Students taking courses that require proctored exams must submit their completed proctor request forms to their instructors by the end of the second week of the session. Proctors located at Columbia College campuses are automatically approved. The use of ProctorU services is also automatically approved. The instructor of each course will consider any other choice of proctor for approval or denial. Additional proctor choices the instructor will consider include: public librarians, high school or college instructors, high school or college counseling services, commanding officers, education service officers, and other proctoring services. Personal friends, family members, athletic coaches and direct supervisors are not acceptable.

  Additional Resources

Orientation for New Students

This course is offered online, using course management software provided by Desire2Learn and Columbia College. The course user guide provides details about taking an online course at Columbia College. You may also want to visit the course demonstration to view a sample course before this one opens.

Technical Support

If you have problems accessing the course or posting your assignments, contact your instructor, the Columbia College Technology Solutions Center, or the D2L Helpdesk for assistance.
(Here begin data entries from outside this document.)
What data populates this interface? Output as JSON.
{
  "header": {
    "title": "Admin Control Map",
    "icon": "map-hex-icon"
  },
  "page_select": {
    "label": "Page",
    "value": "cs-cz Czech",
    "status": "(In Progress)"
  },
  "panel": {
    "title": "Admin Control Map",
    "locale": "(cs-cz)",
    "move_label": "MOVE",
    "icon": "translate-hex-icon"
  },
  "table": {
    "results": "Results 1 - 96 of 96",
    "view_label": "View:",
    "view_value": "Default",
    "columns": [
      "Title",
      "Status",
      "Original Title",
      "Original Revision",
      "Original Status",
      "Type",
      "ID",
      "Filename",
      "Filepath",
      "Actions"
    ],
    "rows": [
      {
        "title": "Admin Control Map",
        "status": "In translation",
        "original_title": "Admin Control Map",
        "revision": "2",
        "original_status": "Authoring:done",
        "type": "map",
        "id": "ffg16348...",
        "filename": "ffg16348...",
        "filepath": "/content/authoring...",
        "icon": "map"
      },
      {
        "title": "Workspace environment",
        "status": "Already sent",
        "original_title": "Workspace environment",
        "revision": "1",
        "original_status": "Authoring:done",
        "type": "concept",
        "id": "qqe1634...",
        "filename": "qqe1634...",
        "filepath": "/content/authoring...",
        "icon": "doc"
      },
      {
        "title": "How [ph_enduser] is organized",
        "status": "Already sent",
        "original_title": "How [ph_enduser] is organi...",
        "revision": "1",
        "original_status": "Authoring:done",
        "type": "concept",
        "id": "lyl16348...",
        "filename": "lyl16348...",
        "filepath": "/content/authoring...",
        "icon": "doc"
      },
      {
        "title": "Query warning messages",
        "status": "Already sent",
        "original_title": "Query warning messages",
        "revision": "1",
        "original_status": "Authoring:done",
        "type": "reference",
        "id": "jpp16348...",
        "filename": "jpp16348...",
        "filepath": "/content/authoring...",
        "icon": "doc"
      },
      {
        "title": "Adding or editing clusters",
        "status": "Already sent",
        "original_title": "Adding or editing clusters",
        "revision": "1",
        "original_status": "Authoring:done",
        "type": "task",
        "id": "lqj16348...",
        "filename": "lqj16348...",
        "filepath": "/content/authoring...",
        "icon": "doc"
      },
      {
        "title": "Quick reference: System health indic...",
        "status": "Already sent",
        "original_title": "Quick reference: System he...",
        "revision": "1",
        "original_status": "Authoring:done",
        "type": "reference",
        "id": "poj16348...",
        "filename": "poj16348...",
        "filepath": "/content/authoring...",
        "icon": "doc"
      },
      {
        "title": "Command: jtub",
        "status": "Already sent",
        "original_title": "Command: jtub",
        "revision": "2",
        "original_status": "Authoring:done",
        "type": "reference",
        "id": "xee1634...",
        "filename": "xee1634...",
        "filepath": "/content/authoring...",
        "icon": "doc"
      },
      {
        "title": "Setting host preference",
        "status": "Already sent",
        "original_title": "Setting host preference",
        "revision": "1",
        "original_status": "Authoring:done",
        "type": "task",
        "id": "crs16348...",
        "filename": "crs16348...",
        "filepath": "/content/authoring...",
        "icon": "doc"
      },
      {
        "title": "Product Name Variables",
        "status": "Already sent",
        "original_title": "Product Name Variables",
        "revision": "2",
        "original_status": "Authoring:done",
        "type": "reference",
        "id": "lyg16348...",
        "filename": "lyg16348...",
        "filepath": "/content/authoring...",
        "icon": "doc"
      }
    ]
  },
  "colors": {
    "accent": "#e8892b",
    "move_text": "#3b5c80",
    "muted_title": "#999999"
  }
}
If you have technical problems with the VitalSource eText reader, please contact VitalSource. Contact information is also available within the online course environment.

Online Tutoring

Smarthinking is a free online tutoring service available to all Columbia College students. Smarthinking provides real-time online tutoring and homework help for Math, English, and Writing. Smarthinking also provides access to live tutorials in writing and math, as well as a full range of study resources, including writing manuals, sample problems, and study skills manuals. You can access the service from wherever you have a connection to the Internet. I encourage you to take advantage of this free service provided by the college.

Access Smarthinking through CougarTrack under Students -> Academics -> Academic Resources.